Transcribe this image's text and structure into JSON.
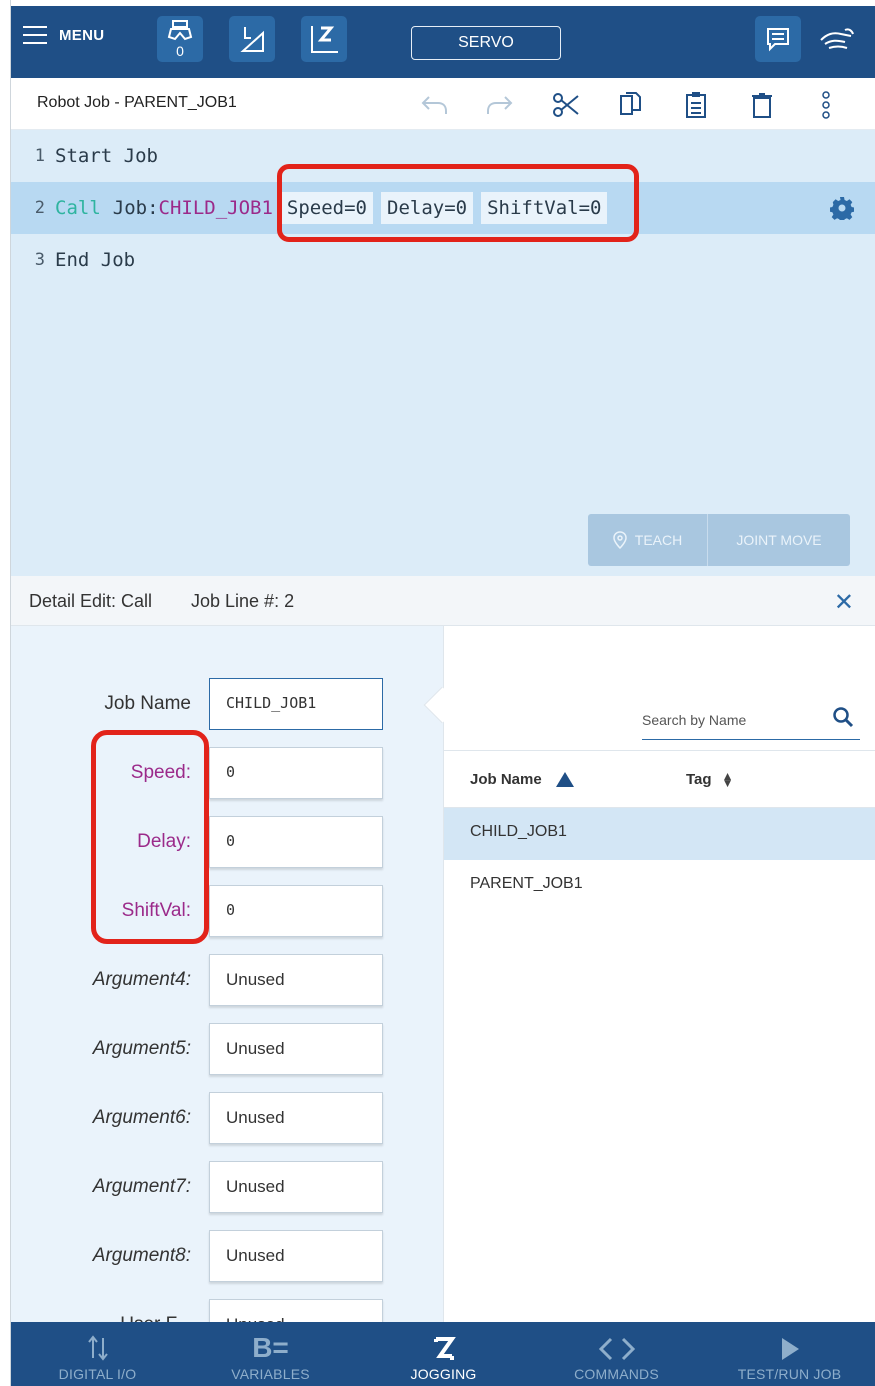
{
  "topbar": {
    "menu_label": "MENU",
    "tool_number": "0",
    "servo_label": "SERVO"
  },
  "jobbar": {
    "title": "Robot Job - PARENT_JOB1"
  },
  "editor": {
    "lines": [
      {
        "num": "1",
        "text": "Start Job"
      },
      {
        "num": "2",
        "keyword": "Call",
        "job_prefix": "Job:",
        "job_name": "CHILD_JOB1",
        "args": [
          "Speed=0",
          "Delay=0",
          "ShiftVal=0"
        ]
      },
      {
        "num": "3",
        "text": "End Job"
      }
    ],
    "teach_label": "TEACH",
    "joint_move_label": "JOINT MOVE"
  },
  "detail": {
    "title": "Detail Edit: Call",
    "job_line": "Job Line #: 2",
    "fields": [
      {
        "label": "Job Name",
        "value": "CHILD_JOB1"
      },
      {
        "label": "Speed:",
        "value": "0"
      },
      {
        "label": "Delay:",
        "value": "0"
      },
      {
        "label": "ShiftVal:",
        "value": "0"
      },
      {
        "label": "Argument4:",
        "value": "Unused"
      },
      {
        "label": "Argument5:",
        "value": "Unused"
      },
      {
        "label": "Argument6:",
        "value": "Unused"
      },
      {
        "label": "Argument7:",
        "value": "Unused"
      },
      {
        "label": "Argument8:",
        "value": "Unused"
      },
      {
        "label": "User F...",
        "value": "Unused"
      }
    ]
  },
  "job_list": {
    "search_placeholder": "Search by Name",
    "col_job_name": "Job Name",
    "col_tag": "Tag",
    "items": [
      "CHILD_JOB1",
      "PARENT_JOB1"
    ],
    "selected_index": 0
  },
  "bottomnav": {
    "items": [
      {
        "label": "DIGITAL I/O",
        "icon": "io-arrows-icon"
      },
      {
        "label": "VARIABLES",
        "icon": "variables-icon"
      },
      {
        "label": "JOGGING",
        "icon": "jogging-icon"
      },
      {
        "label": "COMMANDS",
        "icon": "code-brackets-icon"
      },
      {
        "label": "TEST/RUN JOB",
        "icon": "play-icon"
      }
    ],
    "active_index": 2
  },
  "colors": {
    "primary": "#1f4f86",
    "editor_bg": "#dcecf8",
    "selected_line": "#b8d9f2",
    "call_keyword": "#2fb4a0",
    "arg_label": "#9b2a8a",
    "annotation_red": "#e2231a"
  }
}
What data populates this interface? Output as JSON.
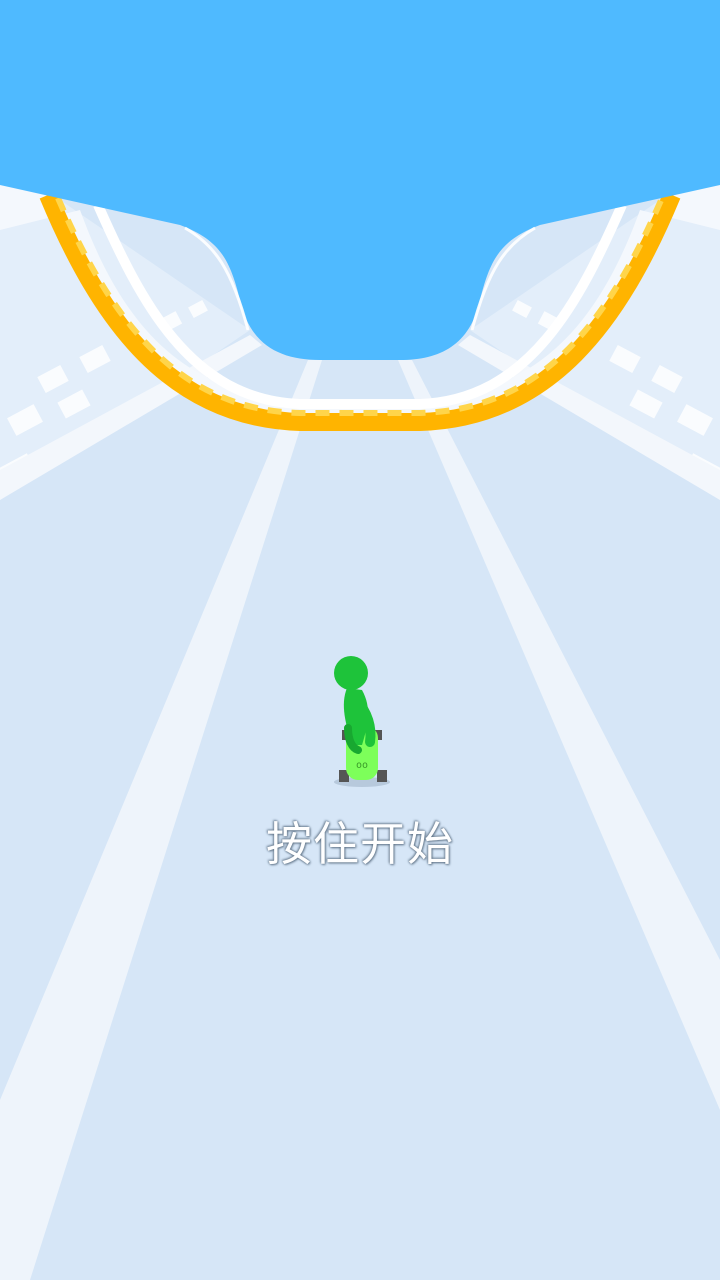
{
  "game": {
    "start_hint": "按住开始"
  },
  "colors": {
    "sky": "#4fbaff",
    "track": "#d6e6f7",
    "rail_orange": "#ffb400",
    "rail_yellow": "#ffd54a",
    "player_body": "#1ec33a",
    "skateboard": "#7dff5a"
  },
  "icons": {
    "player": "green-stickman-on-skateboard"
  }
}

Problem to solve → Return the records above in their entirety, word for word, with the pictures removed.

Result for this task →
Transcribe this image's text and structure into JSON.
{
  "topbar": {
    "menu_label": "MENU",
    "tool_number": "0",
    "servo_label": "SERVO"
  },
  "jobbar": {
    "title": "Robot Job - PARENT_JOB1"
  },
  "editor": {
    "lines": [
      {
        "num": "1",
        "text": "Start Job"
      },
      {
        "num": "2",
        "keyword": "Call",
        "job_prefix": "Job:",
        "job_name": "CHILD_JOB1",
        "args": [
          "Speed=0",
          "Delay=0",
          "ShiftVal=0"
        ]
      },
      {
        "num": "3",
        "text": "End Job"
      }
    ],
    "teach_label": "TEACH",
    "joint_move_label": "JOINT MOVE"
  },
  "detail": {
    "title": "Detail Edit: Call",
    "job_line": "Job Line #: 2",
    "fields": [
      {
        "label": "Job Name",
        "value": "CHILD_JOB1"
      },
      {
        "label": "Speed:",
        "value": "0"
      },
      {
        "label": "Delay:",
        "value": "0"
      },
      {
        "label": "ShiftVal:",
        "value": "0"
      },
      {
        "label": "Argument4:",
        "value": "Unused"
      },
      {
        "label": "Argument5:",
        "value": "Unused"
      },
      {
        "label": "Argument6:",
        "value": "Unused"
      },
      {
        "label": "Argument7:",
        "value": "Unused"
      },
      {
        "label": "Argument8:",
        "value": "Unused"
      },
      {
        "label": "User F...",
        "value": "Unused"
      }
    ]
  },
  "job_list": {
    "search_placeholder": "Search by Name",
    "col_job_name": "Job Name",
    "col_tag": "Tag",
    "items": [
      "CHILD_JOB1",
      "PARENT_JOB1"
    ],
    "selected_index": 0
  },
  "bottomnav": {
    "items": [
      {
        "label": "DIGITAL I/O",
        "icon": "io-arrows-icon"
      },
      {
        "label": "VARIABLES",
        "icon": "variables-icon"
      },
      {
        "label": "JOGGING",
        "icon": "jogging-icon"
      },
      {
        "label": "COMMANDS",
        "icon": "code-brackets-icon"
      },
      {
        "label": "TEST/RUN JOB",
        "icon": "play-icon"
      }
    ],
    "active_index": 2
  },
  "colors": {
    "primary": "#1f4f86",
    "editor_bg": "#dcecf8",
    "selected_line": "#b8d9f2",
    "call_keyword": "#2fb4a0",
    "arg_label": "#9b2a8a",
    "annotation_red": "#e2231a"
  }
}
What data populates this interface? Output as JSON.
{
  "game": {
    "start_hint": "按住开始"
  },
  "colors": {
    "sky": "#4fbaff",
    "track": "#d6e6f7",
    "rail_orange": "#ffb400",
    "rail_yellow": "#ffd54a",
    "player_body": "#1ec33a",
    "skateboard": "#7dff5a"
  },
  "icons": {
    "player": "green-stickman-on-skateboard"
  }
}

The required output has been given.